Penicillium phytopathogenic species provoke severe postharvest disease and economic
losses. Penicillium expansum is the main pome fruit phytopathogen while Penicillium
digitatum and Penicillium italicum cause citrus green and blue mold, respectively.
Control strategies rely on the use of synthetic fungicides, but the appearance of
resistant strains and safety concerns have led to the search for new antifungals.
Here, the potential application of different antifungal proteins (AFPs) including
the three Penicillium chrysogenum proteins (PAF, PAFB and PAFC), as well as the Neosartorya
fischeri NFAP2 protein to control Penicillium decay, has been evaluated. PAFB was
the most potent AFP against P. digitatum, P. italicum and P. expansum, PAFC and NFAP2
showed moderate antifungal activity, whereas PAF was the least active protein. In
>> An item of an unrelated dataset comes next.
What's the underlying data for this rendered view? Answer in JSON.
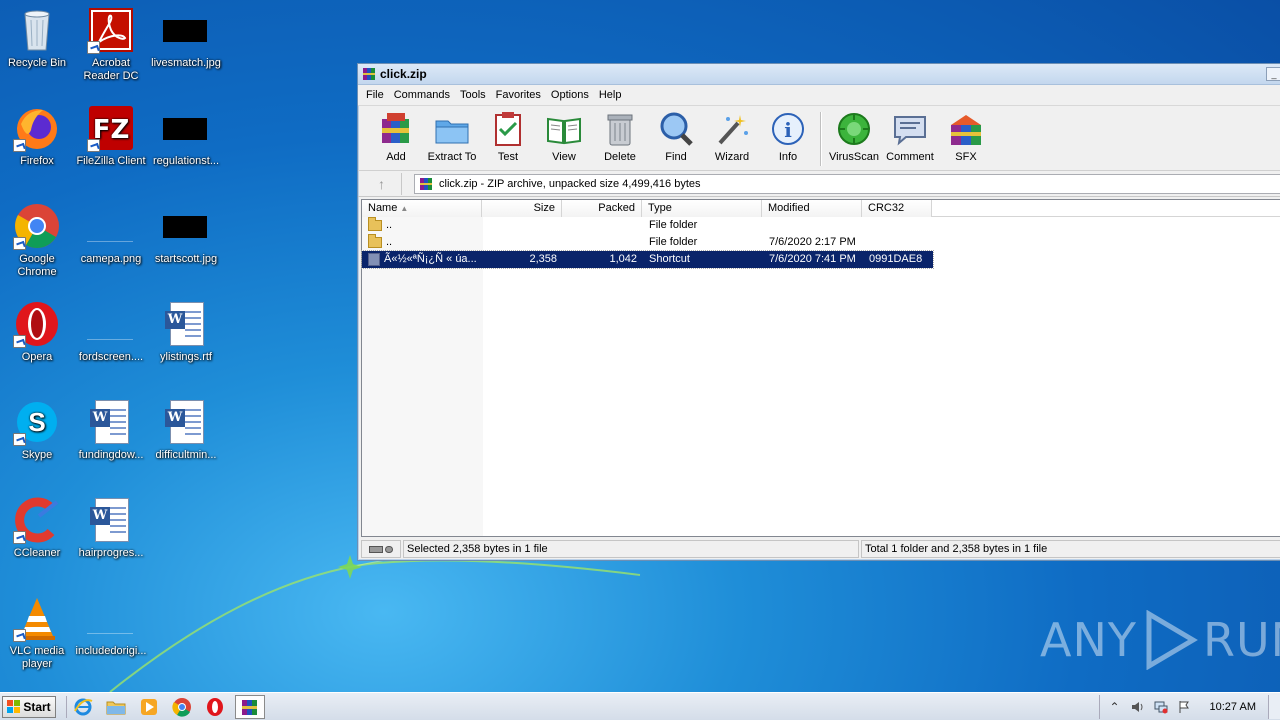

fruit protection assays, PAFB provoked a reduction of the incidence of infections
caused by P. digitatum and P. italicum in oranges and by P. expansum in apples. A
combination of AFPs did not result in an increase in the efficacy of disease control.
In conclusion, this study expands the antifungal inhibition spectrum of the AFPs evaluated,
and demonstrates that AFPs act in a species-specific manner. PAFB is a promising alternative
compound to control Penicillium postharvest fruit decay.